Today at a State House hearing, Massachusetts residents will have an opportunity to support new gun laws proposed by Gov. Deval Patrick and legislators. Our politicians have led the state and the nation in the passage of comprehensive gun laws and initiatives aimed at keeping our citizens safer from largely preventable gun violence. According to the Centers for Disease Control and Prevention (CDC), in 2009 Massachusetts had the lowest firearm fatality rate in the nation. But our work is not done.
We made Colorado safer from gun violence. If it cost me my political career, that’s a small price to pay.
Guns continue to pour in from neighboring states with lax gun laws such as Maine, New Hampshire and Vermont. In fact, Boston Police and the Bureau of Alcohol, Tobacco, Firearms and Explosives report that over 65 percent of guns traced to crime in Massachusetts come from out of state.
In the devastating wake of the Sandy Hook massacre, Massachusetts lawmakers have proposed a number of new gun laws. Such laws include improving mental health record keeping, universal background checks for private gun sales, limiting gun purchases to one per month to deter gun trafficking, stiffer penalties for gun crimes, and further limiting high capacity ammunition magazines — the common denominator in all mass shootings.
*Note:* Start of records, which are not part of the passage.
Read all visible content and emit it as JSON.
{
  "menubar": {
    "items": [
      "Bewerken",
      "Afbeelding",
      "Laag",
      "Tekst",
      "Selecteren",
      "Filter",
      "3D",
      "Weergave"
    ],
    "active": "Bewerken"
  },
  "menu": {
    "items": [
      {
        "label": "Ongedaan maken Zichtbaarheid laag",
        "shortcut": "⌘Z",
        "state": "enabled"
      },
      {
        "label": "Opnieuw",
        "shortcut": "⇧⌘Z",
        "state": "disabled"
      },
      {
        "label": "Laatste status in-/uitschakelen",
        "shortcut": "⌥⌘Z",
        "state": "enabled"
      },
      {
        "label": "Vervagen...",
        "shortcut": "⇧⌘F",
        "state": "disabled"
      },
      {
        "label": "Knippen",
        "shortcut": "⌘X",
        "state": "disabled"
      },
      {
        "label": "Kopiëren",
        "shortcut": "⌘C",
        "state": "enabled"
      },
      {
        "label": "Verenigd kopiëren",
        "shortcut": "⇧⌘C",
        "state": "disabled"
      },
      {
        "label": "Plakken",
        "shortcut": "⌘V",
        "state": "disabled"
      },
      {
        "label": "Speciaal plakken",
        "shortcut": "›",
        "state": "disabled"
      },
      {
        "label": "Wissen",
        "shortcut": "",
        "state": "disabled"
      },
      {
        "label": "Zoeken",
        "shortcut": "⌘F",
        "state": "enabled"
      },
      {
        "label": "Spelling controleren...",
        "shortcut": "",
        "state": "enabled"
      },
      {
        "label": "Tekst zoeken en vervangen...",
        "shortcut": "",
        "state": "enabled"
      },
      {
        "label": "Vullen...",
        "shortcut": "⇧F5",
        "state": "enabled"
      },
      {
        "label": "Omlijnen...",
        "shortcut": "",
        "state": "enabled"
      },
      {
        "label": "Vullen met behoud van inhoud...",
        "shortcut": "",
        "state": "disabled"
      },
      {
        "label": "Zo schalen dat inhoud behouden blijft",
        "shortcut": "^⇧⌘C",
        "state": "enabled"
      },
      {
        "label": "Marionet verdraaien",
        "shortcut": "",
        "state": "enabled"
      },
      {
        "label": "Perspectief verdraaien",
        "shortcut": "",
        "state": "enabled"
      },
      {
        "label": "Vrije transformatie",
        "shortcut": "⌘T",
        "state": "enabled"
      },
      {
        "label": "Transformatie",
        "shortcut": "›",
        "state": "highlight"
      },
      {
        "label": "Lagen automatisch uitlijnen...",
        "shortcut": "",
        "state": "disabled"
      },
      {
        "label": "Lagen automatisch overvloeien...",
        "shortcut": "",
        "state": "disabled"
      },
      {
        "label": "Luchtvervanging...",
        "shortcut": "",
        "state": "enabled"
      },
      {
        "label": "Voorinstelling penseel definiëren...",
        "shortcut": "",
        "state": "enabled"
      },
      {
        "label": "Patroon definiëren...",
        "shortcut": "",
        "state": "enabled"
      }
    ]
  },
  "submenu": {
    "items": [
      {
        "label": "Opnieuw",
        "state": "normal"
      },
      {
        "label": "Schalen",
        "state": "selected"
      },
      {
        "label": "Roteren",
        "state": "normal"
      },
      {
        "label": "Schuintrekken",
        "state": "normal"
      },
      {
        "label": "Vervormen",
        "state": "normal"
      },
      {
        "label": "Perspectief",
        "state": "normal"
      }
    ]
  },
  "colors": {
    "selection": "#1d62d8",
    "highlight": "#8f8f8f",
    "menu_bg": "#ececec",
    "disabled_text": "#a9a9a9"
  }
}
The equation is simple. States with effective gun laws and lower gun ownership rates have low firearm fatality rates, while states with lax gun laws have the highest per capita gun ownership and gun death rates in the country.
Another state making big news recently on this front is Colorado, which according to the latest numbers available from the CDC, has a firearm death rate of 10.7 per 100,000 residents (MA has a 4.0 rate). Colorado has historically lax gun laws, high gun ownership, and is the home to devastating cases of gun violence: the 1999 shooting at Columbine High School and the 2012 shooting at a movie theater in Aurora. Although state lawmakers have traditionally been reluctant to pass gun control measures, earlier this year they approved an expansion of background checks and restrictions on high-capacity ammunition magazines in the hopes of preventing further gun violence.
In their first ever effort to hold recall elections, the National Rifle Association sought to oust five of the lawmakers who voted in favor of the gun measures. Three of those recall efforts did not gather enough petition signatures, but two did, and both senators lost their jobs in the recall vote. It is worth noting that one of the senators was retiring next year anyway and the recall had no impact on control of the Senate. In addition, the election has no bearing on the gun laws that were passed.
This was a symbolic effort by the gun lobby to intimidate lawmakers. The message: If you choose the safety of your constituents over the dangerous policies of the gun lobby, your job will be at risk.
But, as one of those lawmakers, Senate President John Morse stated, “We made Colorado safer from gun violence. If it cost me my political career, that’s a small price to pay.”
Perhaps Mr. Morse should move to Massachusetts, where elected officials have been rewarded for enacting rational gun laws and putting safety concerns over the special interests of the gun industry.